Editor's Desk | A vacuum at DISA
Commentary: Lt. Gen. Charles Croom's departure leaves a big void at the top of the Defense Information Systems Agency
Lt. Gen. Charles Croom
It's hard to talk about the government's information technology future without confronting the exodus of top professionals retiring from federal agencies.
Harder still, perhaps, is watching who's leaving ' individuals such as the Interior Department's Ed Meagher, the Transportation Department's Bob Suda, and the Office of Federal Procurement Policy's Rob Burton this month alone ' and sensing the voids of expertise being left behind.
One retirement that concerns us in particular, however, is the departure of Air Force Lt. Gen. Charles Croom, who is stepping down this week after three years as director of the Defense Information Systems Agency and 35 years of federal service.
His departure is compounded by the Senate Armed Services Committee's unexpected decision last month to block the nomination of his successor, Navy Rear Adm. Elizabeth Hight.
Croom proved a gifted leader at DISA. He understood how to use vision, empowerment, humility and respect to tackle seemingly intractable issues.
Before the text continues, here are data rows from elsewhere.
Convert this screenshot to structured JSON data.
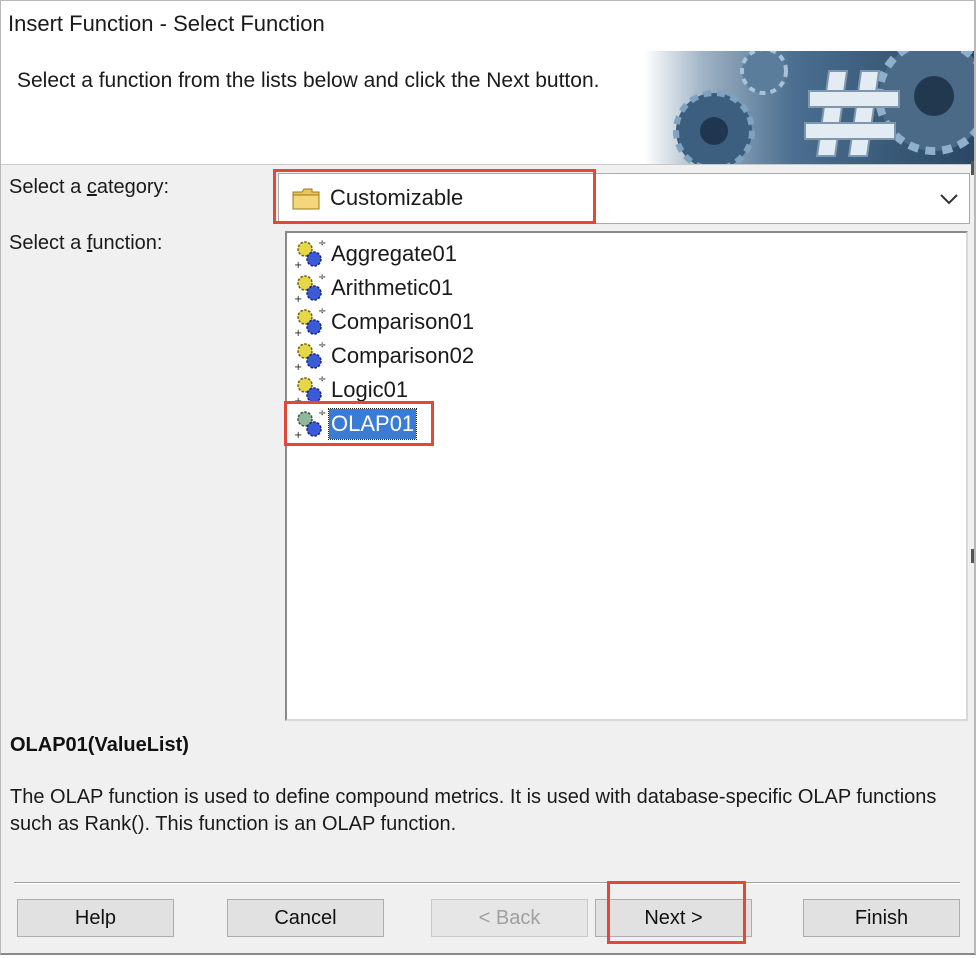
{
  "window": {
    "title": "Insert Function - Select Function"
  },
  "banner": {
    "instruction": "Select a function from the lists below and click the Next button."
  },
  "category": {
    "label_pre": "Select a ",
    "label_key": "c",
    "label_post": "ategory:",
    "selected": "Customizable"
  },
  "function": {
    "label_pre": "Select a ",
    "label_key": "f",
    "label_post": "unction:",
    "items": [
      "Aggregate01",
      "Arithmetic01",
      "Comparison01",
      "Comparison02",
      "Logic01",
      "OLAP01"
    ],
    "selected_index": 5
  },
  "details": {
    "signature": "OLAP01(ValueList)",
    "description": "The OLAP function is used to define compound metrics. It is used with database-specific OLAP functions such as Rank(). This function is an OLAP function."
  },
  "buttons": {
    "help": "Help",
    "cancel": "Cancel",
    "back": "< Back",
    "next": "Next >",
    "finish": "Finish"
  },
  "colors": {
    "highlight": "#e0483a",
    "selection": "#3a7bd5"
  }
}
He also infused a new sense of pragmatism and speed. His mantra, 'adopt before you buy, buy before you create' has taken root in a culture that once believed building IT was the only way to go.
Less than a decade ago, DISA was on the brink of being dismantled, hobbled by deepening dissatisfaction with the value and service it was providing. The 2001 terrorist attacks revealed ' and ultimately revived ' DISA's importance in supporting the military's data and telecommunications networks. It took the leadership of Gen. James Cartwright on the Joint Staff and Croom's predecessor, Lt. Gen. Harry Raduege, to win DISA the authority ' and its director the three-star general's rank ' needed to regain traction.
Croom shifted that traction into higher gear. And many regarded Hight as a highly capable successor.
Her nomination, submitted in February, was killed because of concerns that her marriage to a vice president of business development at Northrop Grumman would be rife with conflicts of interest.
The concern is legitimate. But its timing and impact are disappointing.
Hight is a talented leader who understands military IT and DISA's role in supporting it. The decision not only leaves her future contributions at DISA in the lurch but also creates a leadership vacuum ' one that could have been avoided ' at a critical time for DISA.